Culture At Large

Father’s Day and tree forts

Stephen Woodworth

Several weeks ago my oldest son told me, rather frankly, “I know you didn’t really have a dad growing up, so it’s not your fault that you don't know what you’re doing.”

His words - as truthful as they were comical - inspired me to spend a few moments staring out the back door towards the slim forest that lines my property. There, amidst the eastern hemlocks and stands of poplars, is a tree fort. Built with several bunks, a zip line off the front deck and a carpet-lined interior, it is, without doubt, one of the finest I have erected over the years. Unfortunately, that has much more to do with my own paternal expectations than any passion I have for fine carpentry. 

When my wife and I became parents to our three boys, there were two things I was certain a “good” father needed to do: take his kids fishing and build them a tree house. For whatever reason, nearly every book on manhood, masculinity or fatherhood I read seemed to point to these two watershed events as crucial turning points that enabled children to somehow discover their ultimate purpose in life. I am fairly useless with a hammer, but I am even worse with a fishing rod, so I ventured off to find a tree and some nails.

I started building my kids a tree house as soon as we owned a home with a tree that could support one. Despite the fact that my boys took comparatively little interest in the project, I would lie awake at night and fantasize about my next great construction. My first attempt consisted of a brown tarp that I hurriedly wrapped around the base of a stubby pine tree. I declared it a tepee and it went virtually unused for a year until the wind and rain tore it to pieces. My second attempt required a little more planning as I pinned a series of bamboo limbs into the shape of a platform with handrails. So sure was I that it would collapse at any moment that I had to stand next to it each time a child climbed aboard for fear of certain tragedy. We all agreed to dismantle it the following month. Then there was the log cabin I took from a vacant lot, followed by the pirate ship built from an old deck a friend was tossing out. And then, I finished our Taj Mahal.

My first attempt consisted of a brown tarp that I hurriedly wrapped around the base of a stubby pine tree.

To be sure, I knew early on that these houses were metaphorical, having little to do with my kids and everything to do with my own personal need to have a home or a dad who would build me a fort. Added to this craving for emotional healing were cultural expectations of fathering that left me feeling like a constant failure. As my son had pointed out so poignantly, I was entering fatherhood with a bit of a limp and what I needed was guidance and grace, not more people telling me how messed up my kids would be if I couldn't perform the task at hand with perfection.

What I longed to hear as a dad was not another message on character, headship or integrity, but one on identity. The truth is that I don’t want my kids to struggle like I have. I don’t want them to distrust my love, to be driven towards earthly success, to be constantly looking over their shoulder for my approving nod. I don’t want them to ever guess whether I am proud of them.

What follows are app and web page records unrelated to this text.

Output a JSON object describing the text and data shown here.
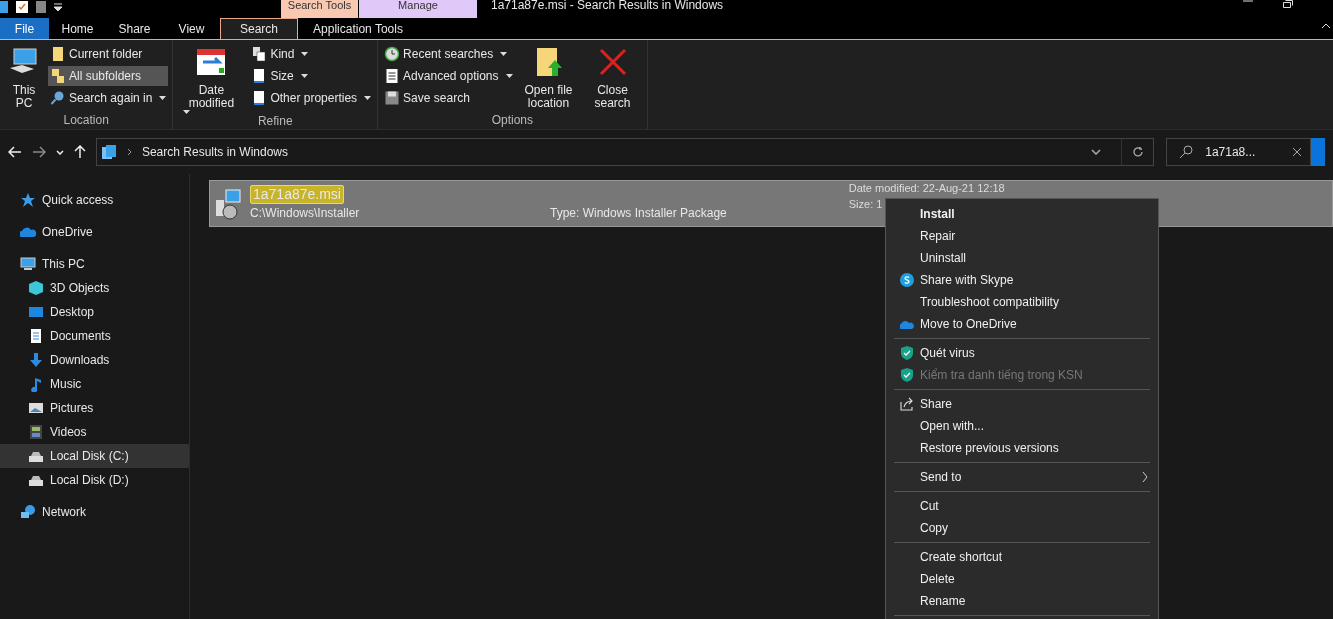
{
  "window": {
    "title": "1a71a87e.msi - Search Results in Windows"
  },
  "context_tabs": [
    {
      "label": "Search Tools",
      "color": "#f8c8b0"
    },
    {
      "label": "Manage",
      "color": "#e0c8f8"
    }
  ],
  "ribbon_tabs": [
    {
      "label": "File",
      "selected": false,
      "kind": "file"
    },
    {
      "label": "Home",
      "selected": false,
      "kind": "tab"
    },
    {
      "label": "Share",
      "selected": false,
      "kind": "tab"
    },
    {
      "label": "View",
      "selected": false,
      "kind": "tab"
    },
    {
      "label": "Search",
      "selected": true,
      "kind": "tab"
    },
    {
      "label": "Application Tools",
      "selected": false,
      "kind": "tab"
    }
  ],
  "ribbon_groups": [
    {
      "label": "Location",
      "items": [
        {
          "label": "This PC",
          "kind": "large",
          "dropdown": false,
          "selected": false
        },
        {
          "label": "Current folder",
          "kind": "small",
          "dropdown": false,
          "selected": false
        },
        {
          "label": "All subfolders",
          "kind": "small",
          "dropdown": false,
          "selected": true
        },
        {
          "label": "Search again in",
          "kind": "small",
          "dropdown": true,
          "selected": false
        }
      ]
    },
    {
      "label": "Refine",
      "items": [
        {
          "label": "Date modified",
          "kind": "large",
          "dropdown": true,
          "selected": false
        },
        {
          "label": "Kind",
          "kind": "small",
          "dropdown": true,
          "selected": false
        },
        {
          "label": "Size",
          "kind": "small",
          "dropdown": true,
          "selected": false
        },
        {
          "label": "Other properties",
          "kind": "small",
          "dropdown": true,
          "selected": false
        }
      ]
    },
    {
      "label": "Options",
      "items": [
        {
          "label": "Recent searches",
          "kind": "small",
          "dropdown": true,
          "selected": false
        },
        {
          "label": "Advanced options",
          "kind": "small",
          "dropdown": true,
          "selected": false
        },
        {
          "label": "Save search",
          "kind": "small",
          "dropdown": false,
          "selected": false
        },
        {
          "label": "Open file location",
          "kind": "large",
          "dropdown": false,
          "selected": false
        },
        {
          "label": "Close search",
          "kind": "large",
          "dropdown": false,
          "selected": false
        }
      ]
    }
  ],
  "address_bar": {
    "path": "Search Results in Windows"
  },
  "search": {
    "value": "1a71a8..."
  },
  "sidebar": {
    "items": [
      {
        "label": "Quick access",
        "selected": false
      },
      {
        "label": "OneDrive",
        "selected": false
      },
      {
        "label": "This PC",
        "selected": false,
        "children": [
          {
            "label": "3D Objects",
            "selected": false
          },
          {
            "label": "Desktop",
            "selected": false
          },
          {
            "label": "Documents",
            "selected": false
          },
          {
            "label": "Downloads",
            "selected": false
          },
          {
            "label": "Music",
            "selected": false
          },
          {
            "label": "Pictures",
            "selected": false
          },
          {
            "label": "Videos",
            "selected": false
          },
          {
            "label": "Local Disk (C:)",
            "selected": true
          },
          {
            "label": "Local Disk (D:)",
            "selected": false
          }
        ]
      },
      {
        "label": "Network",
        "selected": false
      }
    ]
  },
  "results": [
    {
      "name": "1a71a87e.msi",
      "path": "C:\\Windows\\Installer",
      "type": "Type: Windows Installer Package",
      "date": "Date modified: 22-Aug-21 12:18",
      "size": "Size: 1",
      "selected": true
    }
  ],
  "context_menu": {
    "groups": [
      [
        {
          "label": "Install",
          "default": true,
          "disabled": false,
          "submenu": false
        },
        {
          "label": "Repair",
          "default": false,
          "disabled": false,
          "submenu": false
        },
        {
          "label": "Uninstall",
          "default": false,
          "disabled": false,
          "submenu": false
        },
        {
          "label": "Share with Skype",
          "default": false,
          "disabled": false,
          "submenu": false
        },
        {
          "label": "Troubleshoot compatibility",
          "default": false,
          "disabled": false,
          "submenu": false
        },
        {
          "label": "Move to OneDrive",
          "default": false,
          "disabled": false,
          "submenu": false
        }
      ],
      [
        {
          "label": "Quét virus",
          "default": false,
          "disabled": false,
          "submenu": false
        },
        {
          "label": "Kiểm tra danh tiếng trong KSN",
          "default": false,
          "disabled": true,
          "submenu": false
        }
      ],
      [
        {
          "label": "Share",
          "default": false,
          "disabled": false,
          "submenu": false
        },
        {
          "label": "Open with...",
          "default": false,
          "disabled": false,
          "submenu": false
        },
        {
          "label": "Restore previous versions",
          "default": false,
          "disabled": false,
          "submenu": false
        }
      ],
      [
        {
          "label": "Send to",
          "default": false,
          "disabled": false,
          "submenu": true
        }
      ],
      [
        {
          "label": "Cut",
          "default": false,
          "disabled": false,
          "submenu": false
        },
        {
          "label": "Copy",
          "default": false,
          "disabled": false,
          "submenu": false
        }
      ],
      [
        {
          "label": "Create shortcut",
          "default": false,
          "disabled": false,
          "submenu": false
        },
        {
          "label": "Delete",
          "default": false,
          "disabled": false,
          "submenu": false
        },
        {
          "label": "Rename",
          "default": false,
          "disabled": false,
          "submenu": false
        }
      ]
    ]
  }
}
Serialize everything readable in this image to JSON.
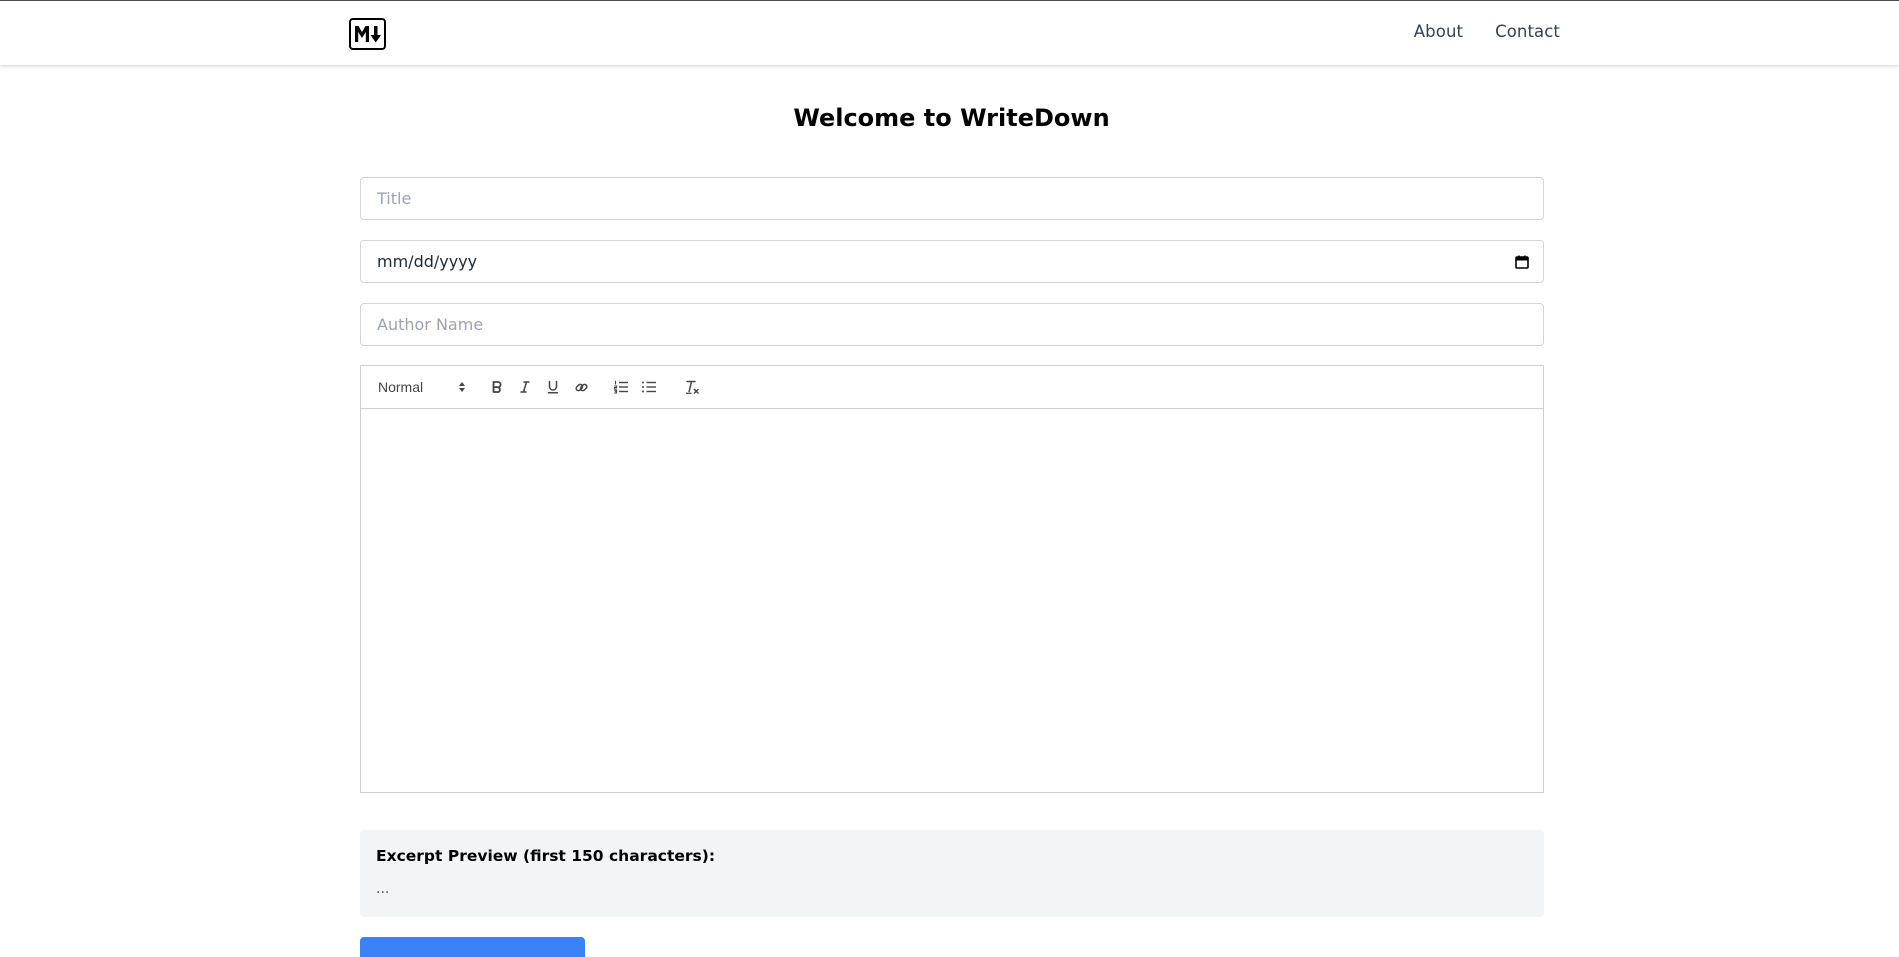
{
  "header": {
    "logo_alt": "M↓",
    "nav": [
      {
        "label": "About"
      },
      {
        "label": "Contact"
      }
    ]
  },
  "main": {
    "title": "Welcome to WriteDown",
    "title_field": {
      "placeholder": "Title",
      "value": ""
    },
    "date_field": {
      "placeholder": "mm/dd/yyyy",
      "value": ""
    },
    "author_field": {
      "placeholder": "Author Name",
      "value": ""
    },
    "editor": {
      "format_select": "Normal",
      "toolbar_icons": [
        "bold-icon",
        "italic-icon",
        "underline-icon",
        "link-icon",
        "ordered-list-icon",
        "bullet-list-icon",
        "clear-format-icon"
      ],
      "content": ""
    },
    "excerpt": {
      "heading": "Excerpt Preview (first 150 characters):",
      "text": "..."
    }
  },
  "colors": {
    "accent": "#3b82f6",
    "excerpt_bg": "#f3f4f6",
    "nav_text": "#334155",
    "border": "#d4d4d8"
  }
}
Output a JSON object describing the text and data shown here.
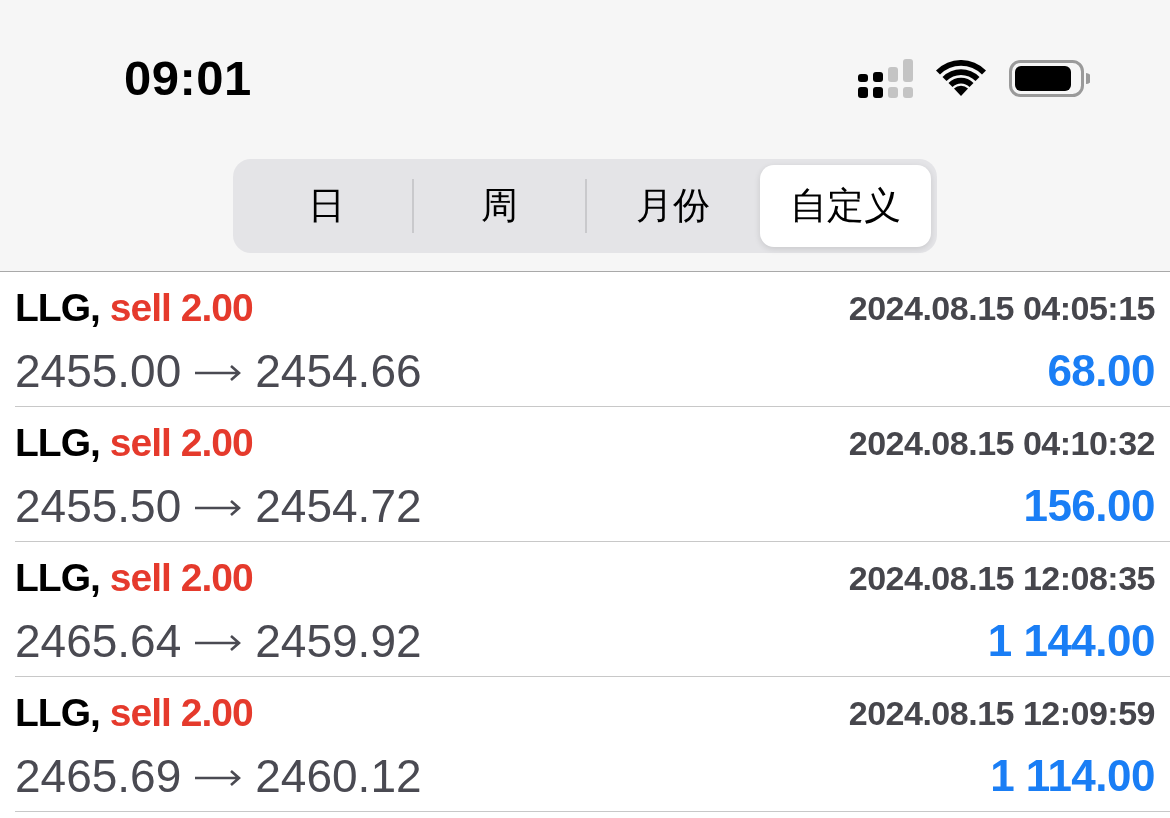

Above all, I want my sons to be deeply aware that they are part of a family of sinners whom God has never given up on. Sinners like my grandfather, sinners like my dad, sinners like their dad and sinners just like them. Sinners who are lavished with the unconditional love of a Father who calls us all His children. When it comes to living out metaphors, that one should always trump a tree house.

Topics: Culture At Large, Home & Family, Family, Parenting